P2P lending platforms target segments that are unserved or under-served by existing banking system such as consumer credit and small and micro business lending. Traditional banks are not particularly good at serving this customer segments due to tougher Know Your Client/Anti-Money Laundering (KYC/AML) requirements as well as tightened lending standard post global financial crisis.
And one would add that capital requirements on certain category of customers (such as SMEs) play a large role here too, as I keep pointing out on this blog (see at the end of this post). The same reasons are behind the development of such lending platforms in Europe and the US. And indeed, as Citi writes:
According to China MSME Finance Report 2014 by Mintai Institute of Finance and Banking, almost 80% of SMEs were not served by the banks. The explosive growth in the P2P lending has met the needs of SMEs which cannot get formal financing.
Chinese banks are under tight regulations such as reserve requirement, loan-to-deposit ratios (LDR), KYC, AML, and so on. There was however little regulations for the P2P lending sector. There is also no capital requirement.
Furthermore, Chinese monetary repression is also a driver, as P2P lending allows savers to earn higher returns. Here again, Chinese regulators are looking at ways to scrutinise and more tightly control the sector.
What are the effects of all this? As The Economist points out, China’s shadow banking sector is the largest and possibly the fastest growing in the world:
There is a fundamental difference between the Chinese banking system and the Western one however. Chinese banks, despite being extremely large, have historically had no ability to grow outside of the Communist party’s grip and no ability to adapt to consumer demand as a result. Citi points out that there were only 8.1 bank branches per 100,000 adults in China, vs. around 30 in the Eurozone and the US. With little banking presence, fintech firms have found it easy to rapidly grow.
Yet, developed economies do have a lesson to learn from the Chinese experience. The more regulatory constraints are put in place on banks, the more innovative ways around them will spontaneously emerge and the more complex and opaque (‘Frankenstein-like’) the financial system will become. And sadly, it looks like Europe and the US have decided to follow China’s footsteps.
PS: The following chart is revealing.
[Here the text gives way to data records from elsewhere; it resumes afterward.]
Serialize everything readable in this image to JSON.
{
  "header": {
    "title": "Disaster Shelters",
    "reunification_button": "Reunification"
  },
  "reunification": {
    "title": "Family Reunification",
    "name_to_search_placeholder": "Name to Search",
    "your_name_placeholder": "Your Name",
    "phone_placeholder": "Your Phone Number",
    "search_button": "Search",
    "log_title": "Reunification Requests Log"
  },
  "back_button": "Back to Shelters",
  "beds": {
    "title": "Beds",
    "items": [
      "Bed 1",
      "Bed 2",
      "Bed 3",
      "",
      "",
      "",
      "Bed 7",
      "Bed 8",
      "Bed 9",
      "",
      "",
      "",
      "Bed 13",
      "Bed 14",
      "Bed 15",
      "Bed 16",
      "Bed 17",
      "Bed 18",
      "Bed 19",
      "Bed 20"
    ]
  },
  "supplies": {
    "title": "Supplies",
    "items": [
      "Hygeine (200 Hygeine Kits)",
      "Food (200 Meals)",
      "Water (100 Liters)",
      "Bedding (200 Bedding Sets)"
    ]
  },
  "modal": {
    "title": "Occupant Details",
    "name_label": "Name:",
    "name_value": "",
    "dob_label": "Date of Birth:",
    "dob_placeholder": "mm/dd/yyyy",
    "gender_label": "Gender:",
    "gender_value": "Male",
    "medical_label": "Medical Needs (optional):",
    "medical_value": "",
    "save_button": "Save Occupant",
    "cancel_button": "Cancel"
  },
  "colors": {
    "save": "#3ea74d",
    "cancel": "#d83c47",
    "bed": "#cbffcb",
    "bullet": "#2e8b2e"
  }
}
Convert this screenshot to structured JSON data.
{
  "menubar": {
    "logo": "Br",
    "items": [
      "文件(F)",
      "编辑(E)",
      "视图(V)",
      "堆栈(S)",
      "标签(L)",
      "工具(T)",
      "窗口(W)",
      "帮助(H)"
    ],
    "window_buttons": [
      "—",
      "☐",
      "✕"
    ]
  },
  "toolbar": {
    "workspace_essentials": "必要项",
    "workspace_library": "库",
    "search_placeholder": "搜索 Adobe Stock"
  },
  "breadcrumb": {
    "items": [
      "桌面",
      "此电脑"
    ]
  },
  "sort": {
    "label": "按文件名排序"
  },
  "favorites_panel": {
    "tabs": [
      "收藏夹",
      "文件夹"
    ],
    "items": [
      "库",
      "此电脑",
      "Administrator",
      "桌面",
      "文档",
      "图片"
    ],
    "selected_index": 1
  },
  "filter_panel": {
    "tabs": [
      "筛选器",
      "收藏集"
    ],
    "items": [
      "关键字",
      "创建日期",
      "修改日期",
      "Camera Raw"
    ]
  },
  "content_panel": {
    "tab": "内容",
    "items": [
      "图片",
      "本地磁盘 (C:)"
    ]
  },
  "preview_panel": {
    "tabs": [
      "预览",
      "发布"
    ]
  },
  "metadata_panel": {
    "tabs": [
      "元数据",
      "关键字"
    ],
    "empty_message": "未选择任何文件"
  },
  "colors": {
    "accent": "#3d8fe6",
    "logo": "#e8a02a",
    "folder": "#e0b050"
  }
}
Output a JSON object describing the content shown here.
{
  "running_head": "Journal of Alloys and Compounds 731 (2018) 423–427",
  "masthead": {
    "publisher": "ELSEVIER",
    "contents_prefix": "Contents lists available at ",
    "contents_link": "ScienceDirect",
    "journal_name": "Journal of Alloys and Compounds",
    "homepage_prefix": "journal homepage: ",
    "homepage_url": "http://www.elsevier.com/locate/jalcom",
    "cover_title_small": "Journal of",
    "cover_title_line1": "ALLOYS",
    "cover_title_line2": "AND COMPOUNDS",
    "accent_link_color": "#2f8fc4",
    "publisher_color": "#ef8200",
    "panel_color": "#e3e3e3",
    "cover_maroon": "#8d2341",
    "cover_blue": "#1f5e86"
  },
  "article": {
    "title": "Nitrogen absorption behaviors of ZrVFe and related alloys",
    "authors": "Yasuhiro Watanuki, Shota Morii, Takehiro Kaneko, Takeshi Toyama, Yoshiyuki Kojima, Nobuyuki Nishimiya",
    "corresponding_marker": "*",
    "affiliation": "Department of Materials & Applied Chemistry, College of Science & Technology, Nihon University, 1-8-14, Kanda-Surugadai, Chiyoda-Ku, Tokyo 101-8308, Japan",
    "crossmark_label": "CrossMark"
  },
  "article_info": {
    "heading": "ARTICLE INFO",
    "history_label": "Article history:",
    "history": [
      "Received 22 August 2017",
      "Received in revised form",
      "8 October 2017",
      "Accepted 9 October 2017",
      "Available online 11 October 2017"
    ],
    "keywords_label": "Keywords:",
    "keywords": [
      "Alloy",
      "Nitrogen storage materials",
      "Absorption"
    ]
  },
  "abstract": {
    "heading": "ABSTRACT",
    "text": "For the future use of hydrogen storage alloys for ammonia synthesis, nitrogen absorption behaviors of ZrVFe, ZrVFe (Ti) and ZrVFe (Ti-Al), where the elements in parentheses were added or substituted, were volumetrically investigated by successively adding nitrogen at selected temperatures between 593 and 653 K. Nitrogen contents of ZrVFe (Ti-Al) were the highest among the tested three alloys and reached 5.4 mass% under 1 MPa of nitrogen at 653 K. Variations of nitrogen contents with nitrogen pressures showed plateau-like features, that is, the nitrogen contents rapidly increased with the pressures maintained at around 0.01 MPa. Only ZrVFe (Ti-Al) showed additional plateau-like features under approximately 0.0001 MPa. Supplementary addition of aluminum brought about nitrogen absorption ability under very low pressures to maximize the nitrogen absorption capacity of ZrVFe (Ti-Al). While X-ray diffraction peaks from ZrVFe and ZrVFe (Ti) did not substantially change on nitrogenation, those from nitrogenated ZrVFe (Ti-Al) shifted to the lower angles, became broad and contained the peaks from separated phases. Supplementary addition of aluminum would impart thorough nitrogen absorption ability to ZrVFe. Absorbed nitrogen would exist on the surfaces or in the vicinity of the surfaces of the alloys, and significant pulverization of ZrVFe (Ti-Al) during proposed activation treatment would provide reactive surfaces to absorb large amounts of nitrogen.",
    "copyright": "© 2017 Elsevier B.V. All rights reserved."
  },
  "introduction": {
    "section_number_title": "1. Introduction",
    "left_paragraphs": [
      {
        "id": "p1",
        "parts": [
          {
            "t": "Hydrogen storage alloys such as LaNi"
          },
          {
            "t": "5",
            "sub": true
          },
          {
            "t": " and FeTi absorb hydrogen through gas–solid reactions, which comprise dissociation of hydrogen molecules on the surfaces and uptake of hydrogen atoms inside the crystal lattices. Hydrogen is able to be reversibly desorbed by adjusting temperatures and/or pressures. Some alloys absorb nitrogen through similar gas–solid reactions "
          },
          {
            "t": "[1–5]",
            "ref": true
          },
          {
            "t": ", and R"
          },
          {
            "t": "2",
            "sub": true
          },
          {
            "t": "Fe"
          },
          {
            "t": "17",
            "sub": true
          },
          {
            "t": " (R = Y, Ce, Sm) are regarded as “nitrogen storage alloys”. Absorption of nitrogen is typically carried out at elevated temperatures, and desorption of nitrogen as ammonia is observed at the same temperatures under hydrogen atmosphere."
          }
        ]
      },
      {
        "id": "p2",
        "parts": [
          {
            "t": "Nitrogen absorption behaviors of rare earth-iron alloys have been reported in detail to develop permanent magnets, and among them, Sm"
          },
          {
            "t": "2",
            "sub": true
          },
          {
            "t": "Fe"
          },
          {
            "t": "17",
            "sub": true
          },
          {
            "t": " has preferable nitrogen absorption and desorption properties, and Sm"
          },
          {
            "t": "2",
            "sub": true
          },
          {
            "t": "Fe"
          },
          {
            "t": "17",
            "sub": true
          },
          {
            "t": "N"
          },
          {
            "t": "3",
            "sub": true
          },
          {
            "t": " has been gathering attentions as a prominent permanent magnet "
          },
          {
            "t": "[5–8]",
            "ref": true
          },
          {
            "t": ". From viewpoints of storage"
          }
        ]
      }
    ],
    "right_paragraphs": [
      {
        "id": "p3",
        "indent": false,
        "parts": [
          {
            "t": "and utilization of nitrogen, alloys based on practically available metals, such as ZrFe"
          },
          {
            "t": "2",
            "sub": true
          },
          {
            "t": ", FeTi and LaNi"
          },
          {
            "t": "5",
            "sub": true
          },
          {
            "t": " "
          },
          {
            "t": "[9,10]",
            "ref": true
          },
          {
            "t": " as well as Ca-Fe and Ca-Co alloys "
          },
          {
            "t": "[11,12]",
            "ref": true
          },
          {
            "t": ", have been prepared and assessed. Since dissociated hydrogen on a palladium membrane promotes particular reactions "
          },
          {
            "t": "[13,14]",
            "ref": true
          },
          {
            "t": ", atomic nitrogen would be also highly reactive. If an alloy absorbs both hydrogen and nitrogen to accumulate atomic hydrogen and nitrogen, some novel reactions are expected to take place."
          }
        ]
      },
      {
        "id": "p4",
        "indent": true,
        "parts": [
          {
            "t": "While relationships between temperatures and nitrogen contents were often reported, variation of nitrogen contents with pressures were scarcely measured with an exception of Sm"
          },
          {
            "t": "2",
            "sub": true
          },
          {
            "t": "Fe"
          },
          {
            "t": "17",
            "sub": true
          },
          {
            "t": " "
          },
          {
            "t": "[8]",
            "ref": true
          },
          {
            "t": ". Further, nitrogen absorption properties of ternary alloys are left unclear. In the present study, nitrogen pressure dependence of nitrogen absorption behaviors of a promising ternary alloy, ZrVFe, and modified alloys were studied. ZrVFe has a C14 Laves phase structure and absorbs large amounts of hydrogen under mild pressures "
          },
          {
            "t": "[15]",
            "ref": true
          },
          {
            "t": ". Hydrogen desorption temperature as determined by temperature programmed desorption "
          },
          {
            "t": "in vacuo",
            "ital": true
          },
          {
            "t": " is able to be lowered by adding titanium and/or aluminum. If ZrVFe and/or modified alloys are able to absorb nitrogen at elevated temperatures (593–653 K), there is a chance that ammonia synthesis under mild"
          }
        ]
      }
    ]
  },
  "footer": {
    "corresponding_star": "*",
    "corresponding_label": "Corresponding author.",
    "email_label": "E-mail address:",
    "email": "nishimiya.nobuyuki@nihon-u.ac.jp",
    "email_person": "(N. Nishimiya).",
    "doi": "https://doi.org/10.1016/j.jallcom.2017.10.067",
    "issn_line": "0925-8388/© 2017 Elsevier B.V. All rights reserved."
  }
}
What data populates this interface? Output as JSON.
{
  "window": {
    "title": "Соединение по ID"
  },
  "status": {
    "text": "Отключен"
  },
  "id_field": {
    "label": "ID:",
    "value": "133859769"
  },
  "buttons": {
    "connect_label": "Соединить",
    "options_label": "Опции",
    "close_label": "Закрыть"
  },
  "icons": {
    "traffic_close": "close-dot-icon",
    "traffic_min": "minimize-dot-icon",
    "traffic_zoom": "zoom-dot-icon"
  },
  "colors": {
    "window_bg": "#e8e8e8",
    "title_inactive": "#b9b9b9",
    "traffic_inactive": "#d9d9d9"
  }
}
Most of the financial products that are at most risk of disruption (SME and personal loans, deposits…) are also those that are the most affected by regulatory requirements and low interest rates.
PPS: A very good introduction to the Chinese financial mess is Walter’s and Howie’s Red Capitalism. However the book was ‘only’ updated in 2012, and plenty has happened since then, in particular in the fintech portion of China’s shadow banking sector.
PPPS: Apologies for not posting more regularly at the moment, but I ended up being busier than I thought I would be.
This post was re-published on Alt-M.